In a series aimed at closing the gap between research and practice, Usable Knowledge at the Harvard Graduate School of Education (HGSE) partnered with Digital Promise on a project that collects questions from educators across the country and poses them to experts at HGSE. The series, called Ask a Researcher, offers evidence-based guidance on classroom dilemmas, with questions sourced from Digital Promise’s League of Innovative Schools and beyond. This webpage shares questions on English learning. Educators can use the online form to submit a question about their own classroom or learning environment.
I have received more apologies from former students in the drive-through of fast food restaurants than I can count. The scene is always the same: I place my order, feel a bit embarrassed that my desire to eat local and organic food has been foiled once again, and then pull up to get my order. I roll down my window and hear, “Mrs. C!” Each time, I recognize the face—older than what I remember, but always the same smile. Almost immediately, the words start cascading out of their mouth: “I’m so sorry for how I acted in high school.”
In part one of this series, we discussed how implementing certain structures can help develop student creation as a learning method.

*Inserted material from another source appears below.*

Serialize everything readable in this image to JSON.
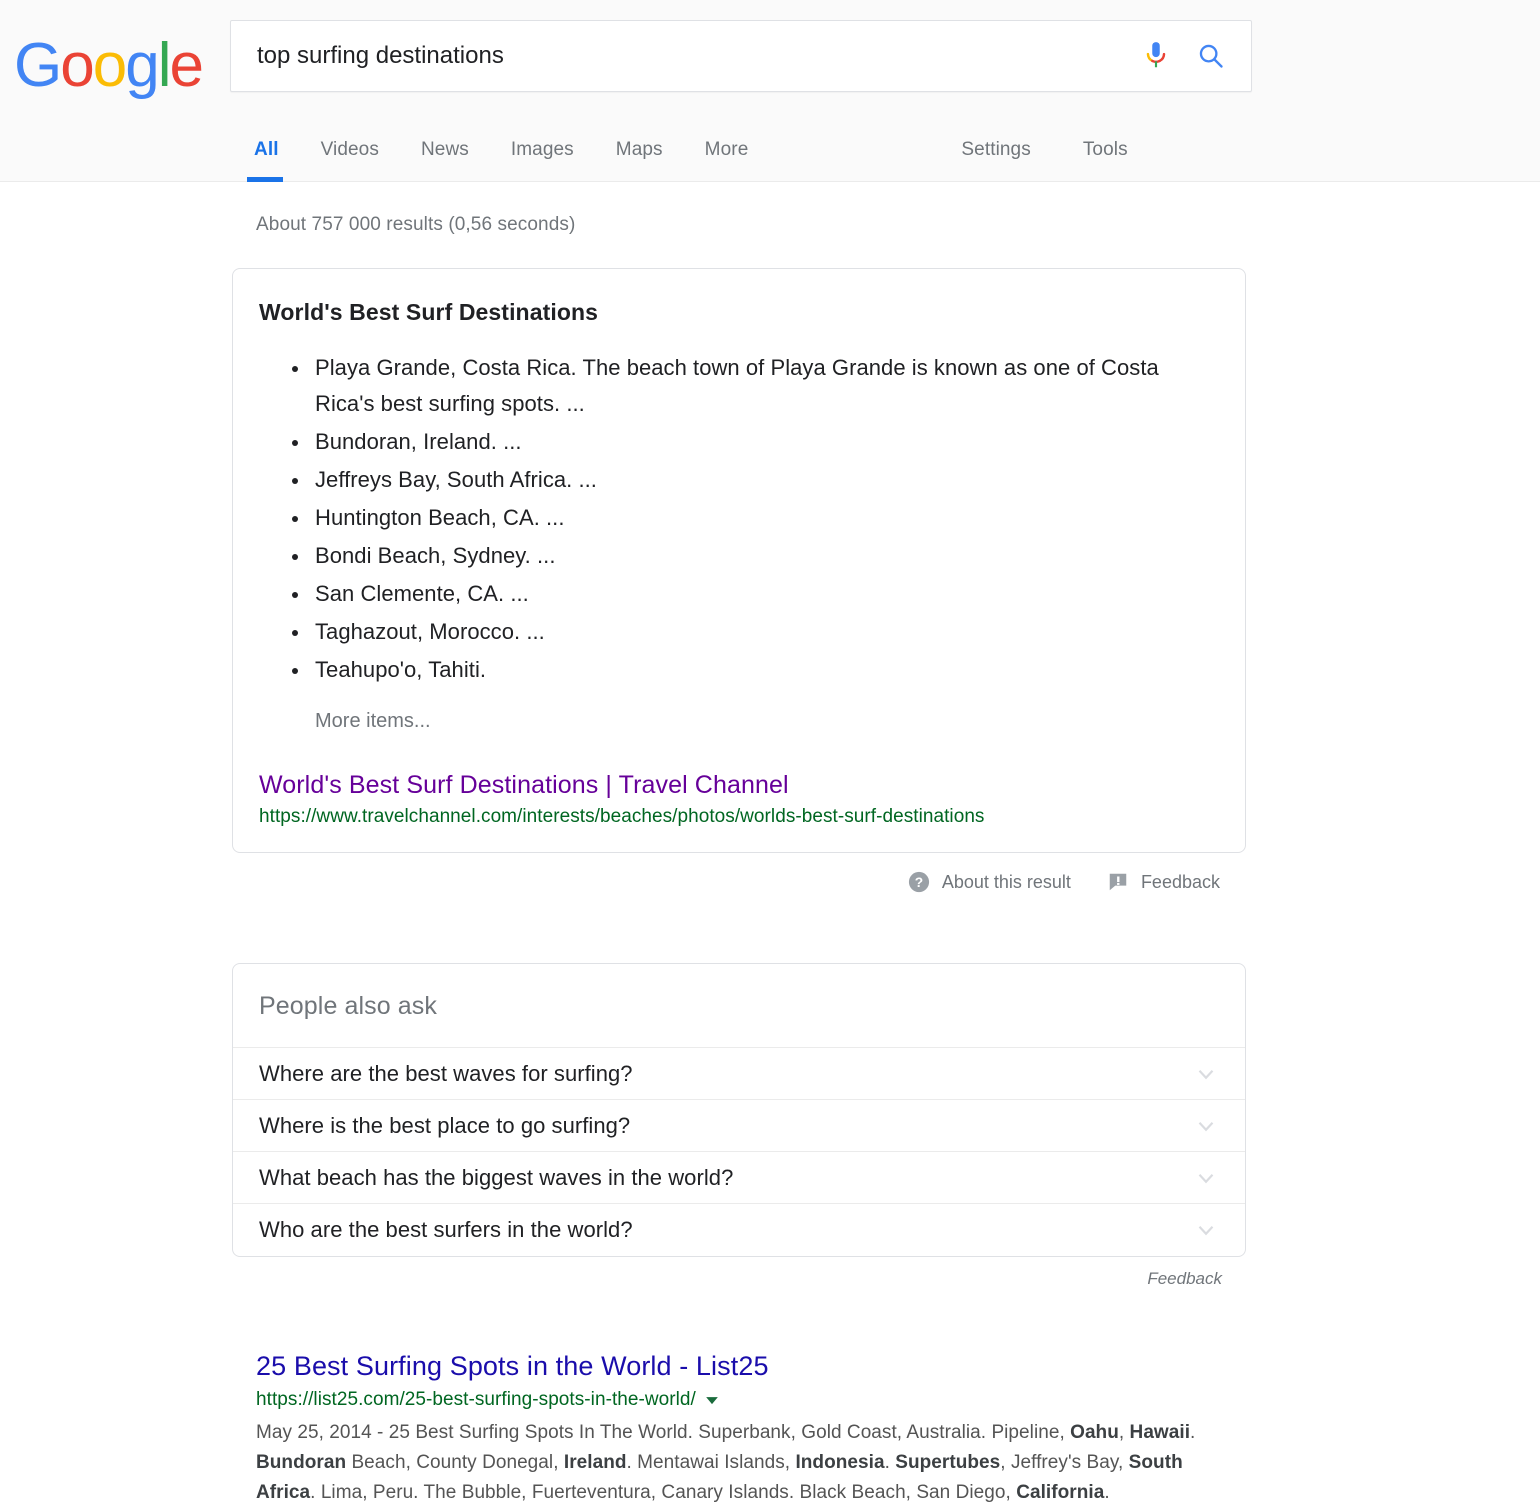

The first three structures included precise scheduling, developing well-crafted scenarios, and offering students choice within their projects.
Let’s dive into the final three structures that help harness student creativity through project-based learning.